Seth Shapiro, CEO of Diesel Films
So I went to see Beyoncé at the Rose Bowl. It was almost against my will. My wife is a huge fan, my 2-year old knows the lyrics to a few of her songs (no small feat since her vocabulary is about 50-75 words), so I bought two tickets with the intention of going with the misses. It turned out to be one of the best concerts I have ever seen (Pearl Jam is still my favorite, but I will admit Beyoncé rivaled Prince RIP) and I actually walked away thinking about what CEOs can learn from the empire Beyoncé has created.
Run A Tight Ship
I have no idea how she does it, but information doesn’t leak with Beyoncé. When she dropped her 2014 album and then again when she released Lemonade, there were no behind-the-scenes photos, no lyric spoilers, no reports of her shooting her videos even though she shoots them in public places … nothing.
In this day and age of social media, that’s unheard of, it’s admirable, and it’s definitely a good lesson for businesses to learn. Keep your business in-house and what you want pushed to the public, push it to the public, and what you don’t want pushed to the public, don’t let it out.
Stand for Something
Even as she’s been the subject of rumors and scrutiny, Beyoncé pushes back with what she wants to say, empowering women in the process. She talks about women being revered, being queens, not taking a back seat to men. She is about women’s equality, women’s rights, and that women are the same or better than any male out there.
As a Dad with two daughters, I think it’s a great example for girls and for women to see that and get hope and inspiration from it.
Strive for Perfection
Everything was perfect at this concert – there wasn’t one noticeable mistake. Pyrotechnics, video, dancing, performance, singing, choreography, costume changes, staging changes, moving from fire to water – whatever – it was flawless and it was really amazing to see.
As a business, follow that lead. Why not? Don’t be average.
It was clear that everybody was on the same page from her dancers to the crew to the lighting to the video screens – everybody was moving in unison and working together. However she is communicating to her team is amazing. No one is sidetracked, no one is off the beaten path, no one looks lost.
Sometimes within a company, you have three people in the right direction and one person going the other way or not knowing what’s going on because of a lack of communication or a breakdown. Beyoncé has everybody dialed in. However she does that, it’s definitely something CEOs can look at and admire.
The bottom line is effort – it’s unbelievable. How she puts such a cohesive show together with such high production value being the centerpiece and singing, dancing, going all out for two strong, strong hours and then she does that three times a week. Insane. Her body must be broken down.

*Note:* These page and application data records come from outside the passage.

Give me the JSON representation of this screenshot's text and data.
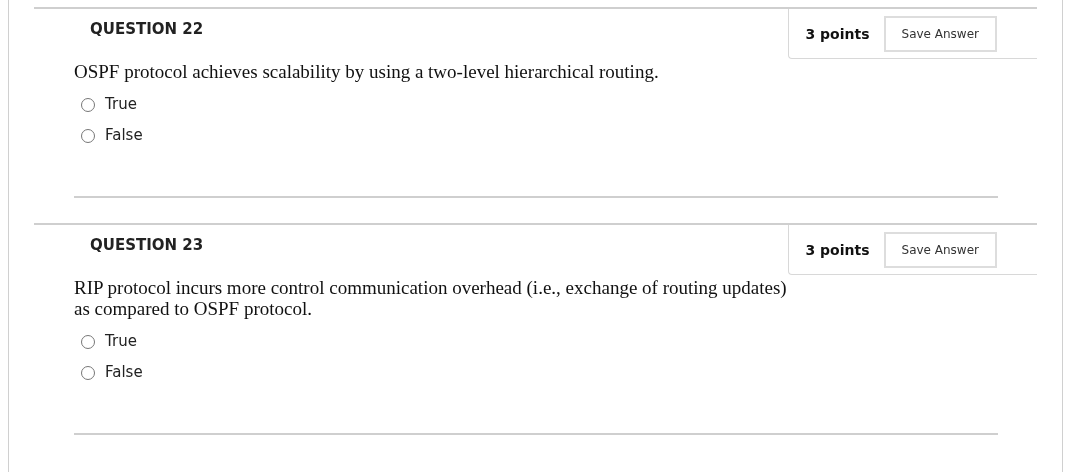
{
  "questions": [
    {
      "title": "QUESTION 22",
      "points": "3 points",
      "save_button": "Save Answer",
      "text": "OSPF protocol achieves scalability by using a two-level hierarchical routing.",
      "options": [
        {
          "label": "True",
          "selected": false
        },
        {
          "label": "False",
          "selected": false
        }
      ]
    },
    {
      "title": "QUESTION 23",
      "points": "3 points",
      "save_button": "Save Answer",
      "text": "RIP protocol incurs more control communication overhead (i.e., exchange of routing updates) as compared to OSPF protocol.",
      "options": [
        {
          "label": "True",
          "selected": false
        },
        {
          "label": "False",
          "selected": false
        }
      ]
    }
  ]
}
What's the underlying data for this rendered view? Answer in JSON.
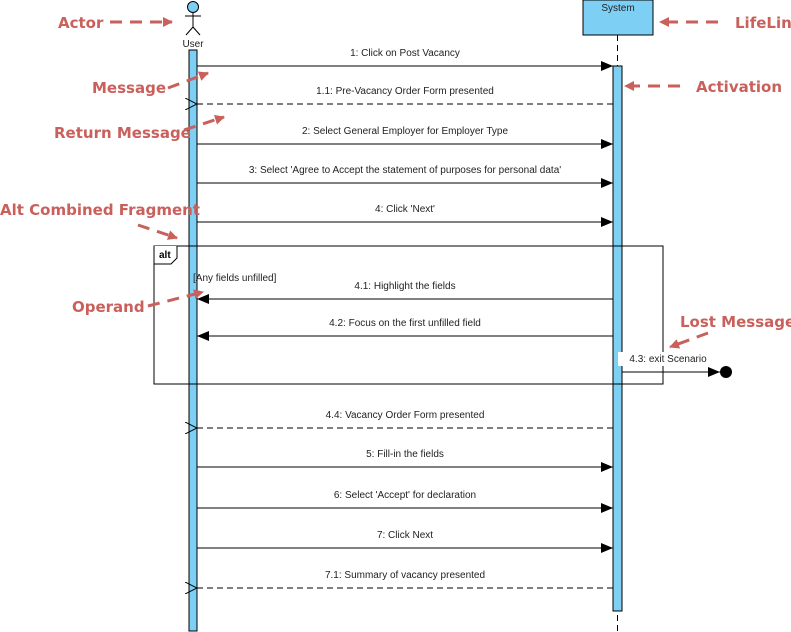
{
  "diagram": {
    "type": "UML Sequence Diagram",
    "colors": {
      "activation_fill": "#7DCFF3",
      "annotation": "#C9605B",
      "line": "#000000"
    },
    "participants": [
      {
        "id": "user",
        "label": "User",
        "kind": "actor"
      },
      {
        "id": "system",
        "label": "System",
        "kind": "lifeline"
      }
    ],
    "fragment": {
      "operator": "alt",
      "guard": "[Any fields unfilled]"
    },
    "messages": [
      {
        "label": "1: Click on Post Vacancy",
        "from": "user",
        "to": "system",
        "kind": "sync"
      },
      {
        "label": "1.1: Pre-Vacancy Order Form presented",
        "from": "system",
        "to": "user",
        "kind": "return"
      },
      {
        "label": "2: Select General Employer for Employer Type",
        "from": "user",
        "to": "system",
        "kind": "sync"
      },
      {
        "label": "3: Select 'Agree to Accept the statement of purposes for personal data'",
        "from": "user",
        "to": "system",
        "kind": "sync"
      },
      {
        "label": "4: Click 'Next'",
        "from": "user",
        "to": "system",
        "kind": "sync"
      },
      {
        "label": "4.1: Highlight the fields",
        "from": "system",
        "to": "user",
        "kind": "sync"
      },
      {
        "label": "4.2: Focus on the first unfilled field",
        "from": "system",
        "to": "user",
        "kind": "sync"
      },
      {
        "label": "4.3: exit Scenario",
        "from": "system",
        "to": "lost",
        "kind": "lost"
      },
      {
        "label": "4.4: Vacancy Order Form presented",
        "from": "system",
        "to": "user",
        "kind": "return"
      },
      {
        "label": "5: Fill-in the fields",
        "from": "user",
        "to": "system",
        "kind": "sync"
      },
      {
        "label": "6: Select 'Accept' for declaration",
        "from": "user",
        "to": "system",
        "kind": "sync"
      },
      {
        "label": "7: Click Next",
        "from": "user",
        "to": "system",
        "kind": "sync"
      },
      {
        "label": "7.1: Summary of vacancy presented",
        "from": "system",
        "to": "user",
        "kind": "return"
      }
    ],
    "annotations": [
      {
        "id": "actor",
        "label": "Actor"
      },
      {
        "id": "lifeline",
        "label": "LifeLine"
      },
      {
        "id": "message",
        "label": "Message"
      },
      {
        "id": "activation",
        "label": "Activation"
      },
      {
        "id": "return-message",
        "label": "Return Message"
      },
      {
        "id": "alt-fragment",
        "label": "Alt Combined Fragment"
      },
      {
        "id": "operand",
        "label": "Operand"
      },
      {
        "id": "lost-message",
        "label": "Lost Message"
      }
    ]
  }
}
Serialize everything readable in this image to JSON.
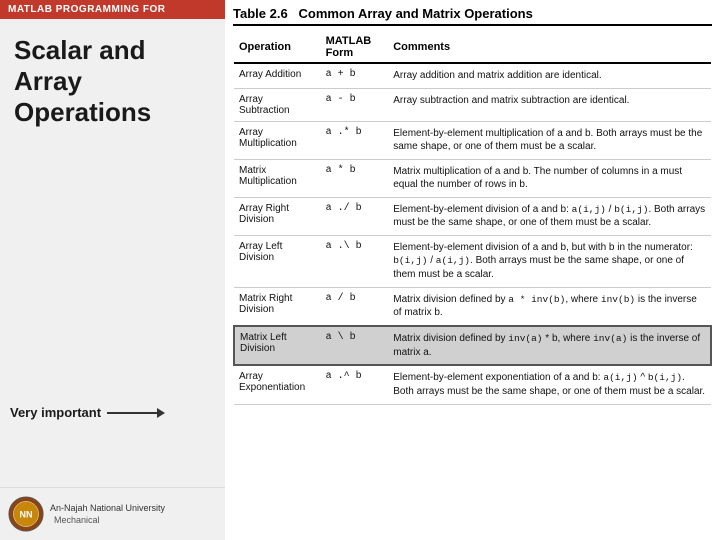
{
  "sidebar": {
    "header": "MATLAB PROGRAMMING FOR",
    "title": "Scalar and Array Operations",
    "very_important": "Very important",
    "university_name": "An-Najah National University",
    "mechanical": "Mechanical"
  },
  "table": {
    "title_num": "Table 2.6",
    "title_text": "Common Array and Matrix Operations",
    "headers": [
      "Operation",
      "MATLAB Form",
      "Comments"
    ],
    "rows": [
      {
        "operation": "Array Addition",
        "matlab_form": "a + b",
        "comments": "Array addition and matrix addition are identical.",
        "highlighted": false
      },
      {
        "operation": "Array Subtraction",
        "matlab_form": "a - b",
        "comments": "Array subtraction and matrix subtraction are identical.",
        "highlighted": false
      },
      {
        "operation": "Array Multiplication",
        "matlab_form": "a .* b",
        "comments": "Element-by-element multiplication of a and b. Both arrays must be the same shape, or one of them must be a scalar.",
        "highlighted": false
      },
      {
        "operation": "Matrix Multiplication",
        "matlab_form": "a * b",
        "comments": "Matrix multiplication of a and b. The number of columns in a must equal the number of rows in b.",
        "highlighted": false
      },
      {
        "operation": "Array Right Division",
        "matlab_form": "a ./ b",
        "comments": "Element-by-element division of a and b: a(i,j) / b(i,j). Both arrays must be the same shape, or one of them must be a scalar.",
        "highlighted": false
      },
      {
        "operation": "Array Left Division",
        "matlab_form": "a .\\ b",
        "comments": "Element-by-element division of a and b, but with b in the numerator: b(i,j) / a(i,j). Both arrays must be the same shape, or one of them must be a scalar.",
        "highlighted": false
      },
      {
        "operation": "Matrix Right Division",
        "matlab_form": "a / b",
        "comments": "Matrix division defined by a * inv(b), where inv(b) is the inverse of matrix b.",
        "highlighted": false
      },
      {
        "operation": "Matrix Left Division",
        "matlab_form": "a \\ b",
        "comments": "Matrix division defined by inv(a) * b, where inv(a) is the inverse of matrix a.",
        "highlighted": true
      },
      {
        "operation": "Array Exponentiation",
        "matlab_form": "a .^ b",
        "comments": "Element-by-element exponentiation of a and b: a(i,j) ^ b(i,j). Both arrays must be the same shape, or one of them must be a scalar.",
        "highlighted": false
      }
    ]
  }
}
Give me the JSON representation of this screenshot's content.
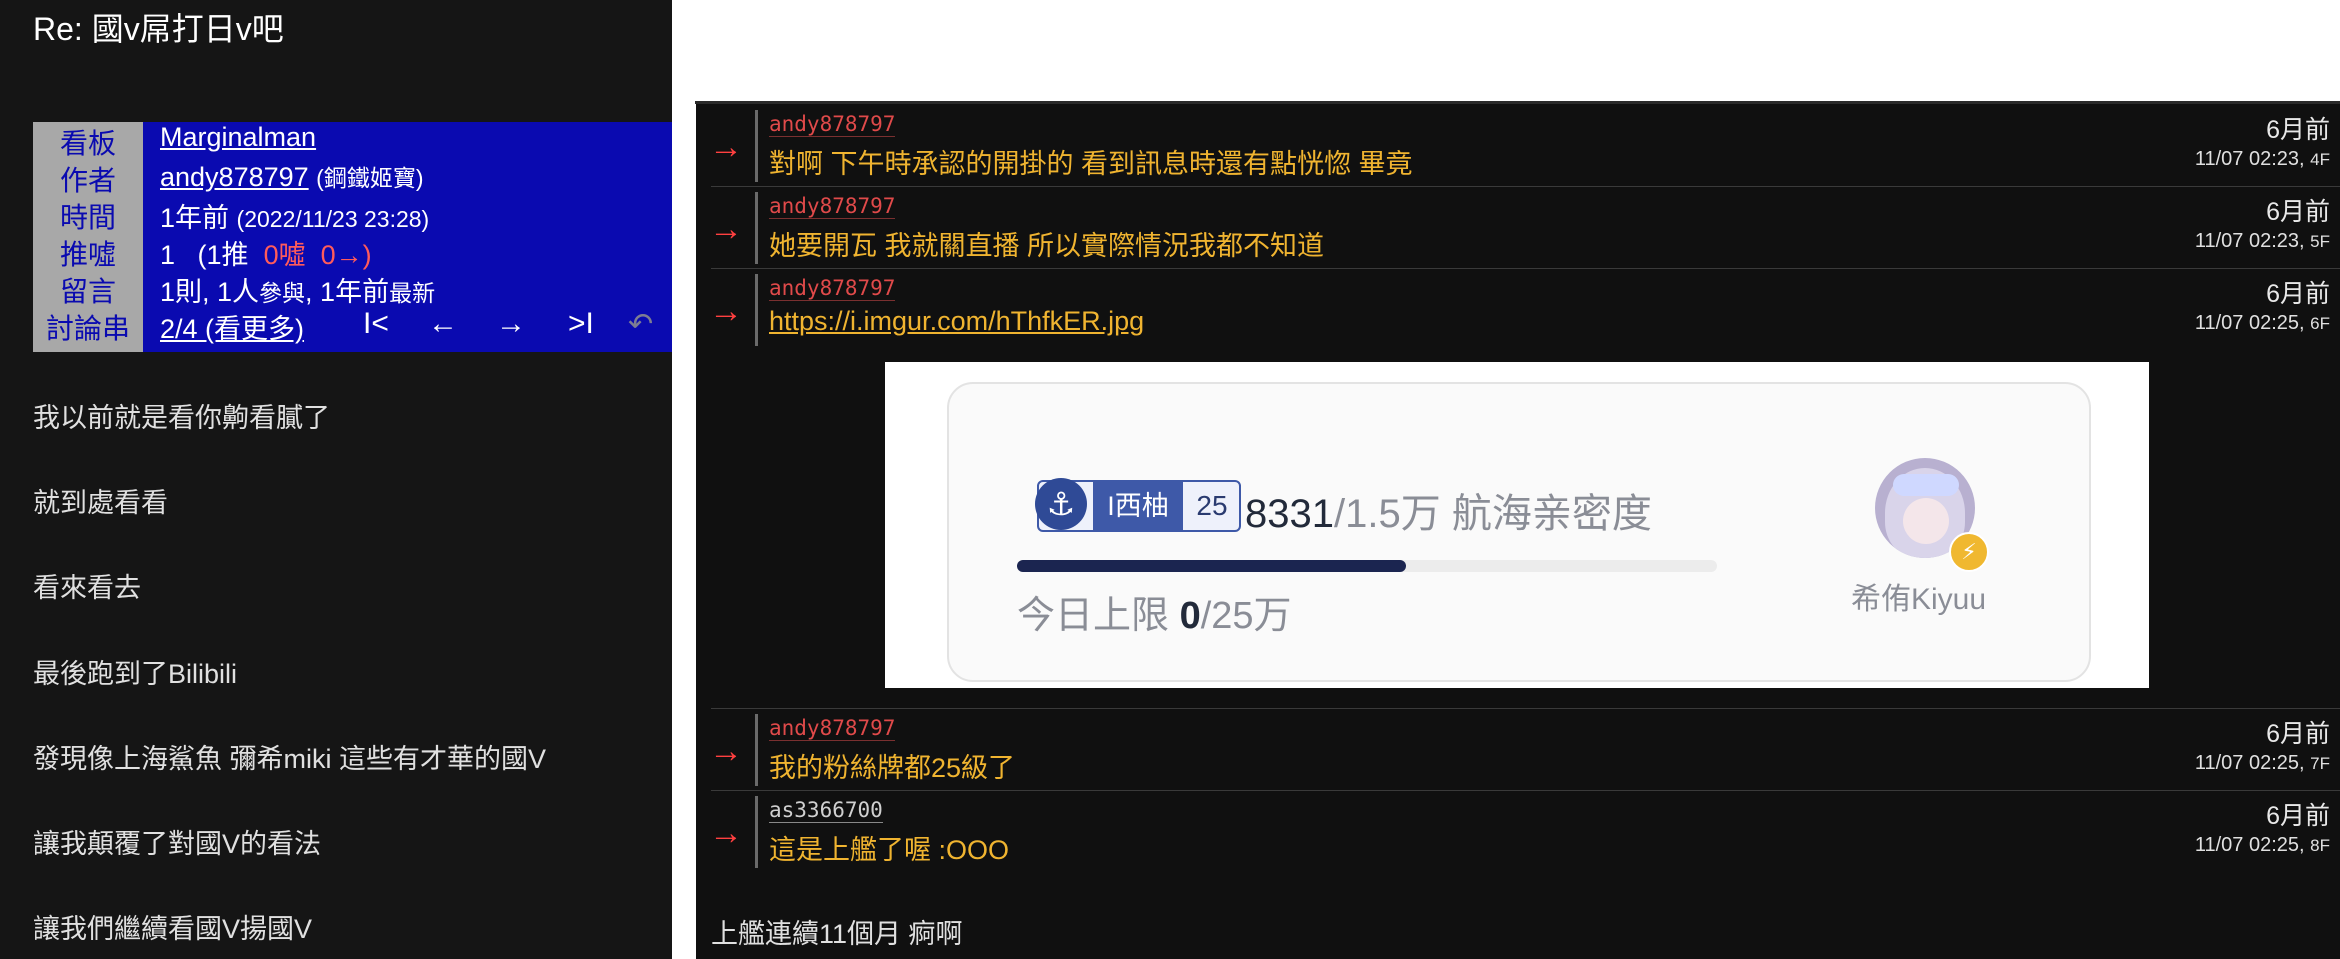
{
  "post": {
    "title": "Re: 國v屌打日v吧",
    "meta": {
      "labels": {
        "board": "看板",
        "author": "作者",
        "time": "時間",
        "votes": "推噓",
        "comments": "留言",
        "thread": "討論串"
      },
      "board": "Marginalman",
      "author_id": "andy878797",
      "author_nick": "(鋼鐵姬寶)",
      "time_ago": "1年前",
      "time_full": "(2022/11/23 23:28)",
      "votes_total": "1",
      "votes_open": "(1推",
      "votes_boo": "0噓",
      "votes_arrow": "0→)",
      "comments_text": "1則, 1人",
      "comments_participate": "參與",
      "comments_sep": ", 1年前",
      "comments_latest": "最新",
      "thread_pos": "2/4 (看更多)",
      "nav": {
        "first": "I<",
        "prev": "←",
        "next": "→",
        "last": ">I",
        "back": "↶"
      }
    },
    "body_lines": [
      "我以前就是看你齁看膩了",
      "就到處看看",
      "看來看去",
      "最後跑到了Bilibili",
      "發現像上海鯊魚 彌希miki 這些有才華的國V",
      "讓我顛覆了對國V的看法",
      "讓我們繼續看國V揚國V"
    ]
  },
  "comments": [
    {
      "arrow": "→",
      "user": "andy878797",
      "content": "對啊 下午時承認的開掛的 看到訊息時還有點恍惚 畢竟",
      "ago": "6月前",
      "time": "11/07 02:23, ",
      "floor": "4F"
    },
    {
      "arrow": "→",
      "user": "andy878797",
      "content": "她要開瓦 我就關直播 所以實際情況我都不知道",
      "ago": "6月前",
      "time": "11/07 02:23, ",
      "floor": "5F"
    },
    {
      "arrow": "→",
      "user": "andy878797",
      "content": "https://i.imgur.com/hThfkER.jpg",
      "ago": "6月前",
      "time": "11/07 02:25, ",
      "floor": "6F"
    },
    {
      "arrow": "→",
      "user": "andy878797",
      "content": "我的粉絲牌都25級了",
      "ago": "6月前",
      "time": "11/07 02:25, ",
      "floor": "7F"
    },
    {
      "arrow": "→",
      "user": "as3366700",
      "content": "這是上艦了喔 :OOO",
      "ago": "6月前",
      "time": "11/07 02:25, ",
      "floor": "8F"
    }
  ],
  "embedded_image": {
    "badge_icon": "anchor-icon",
    "badge_name": "I西柚",
    "badge_level": "25",
    "intimacy_current": "8331",
    "intimacy_rest": "/1.5万 航海亲密度",
    "progress_fraction": 0.555,
    "limit_label": "今日上限 ",
    "limit_current": "0",
    "limit_rest": "/25万",
    "vtuber_name": "希侑Kiyuu",
    "bolt_icon": "lightning-icon",
    "colors": {
      "badge": "#3e59a8",
      "bar_fill": "#1b2550",
      "bolt": "#f0b830"
    }
  },
  "footer_text": "上艦連續11個月 痾啊",
  "colors": {
    "background": "#151515",
    "meta_bg": "#0a0ab0",
    "meta_label_bg": "#a8a8a8",
    "push_arrow": "#ff4040",
    "push_user": "#e04a4a",
    "push_content": "#f0b430",
    "boo_red": "#ff5b5b"
  }
}
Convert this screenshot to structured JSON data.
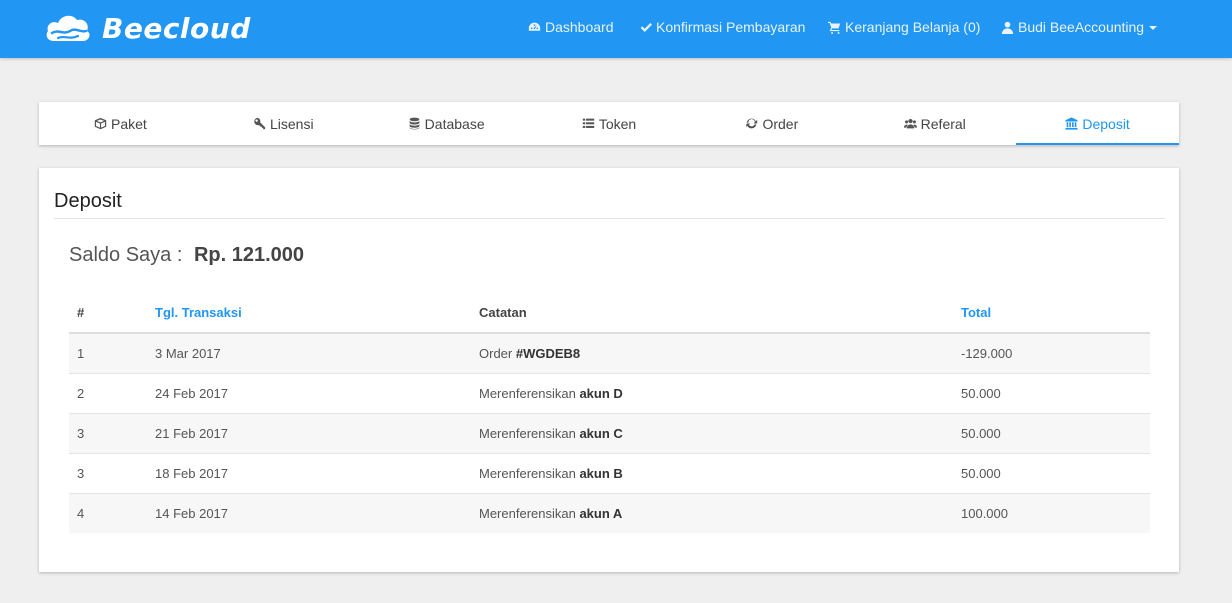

That shows me she’s working out, she’s rehearsing, there’s no wasted movements. She’s keeping her voice intact – every note felt right, it was amazing. Businesses need to take this as a lesson because it shows that you can have it all, but if you’re not working hard then you won’t be at the top of your game.
Beyoncé may be a superstar, but she’s still a Boss Lady others can learn from.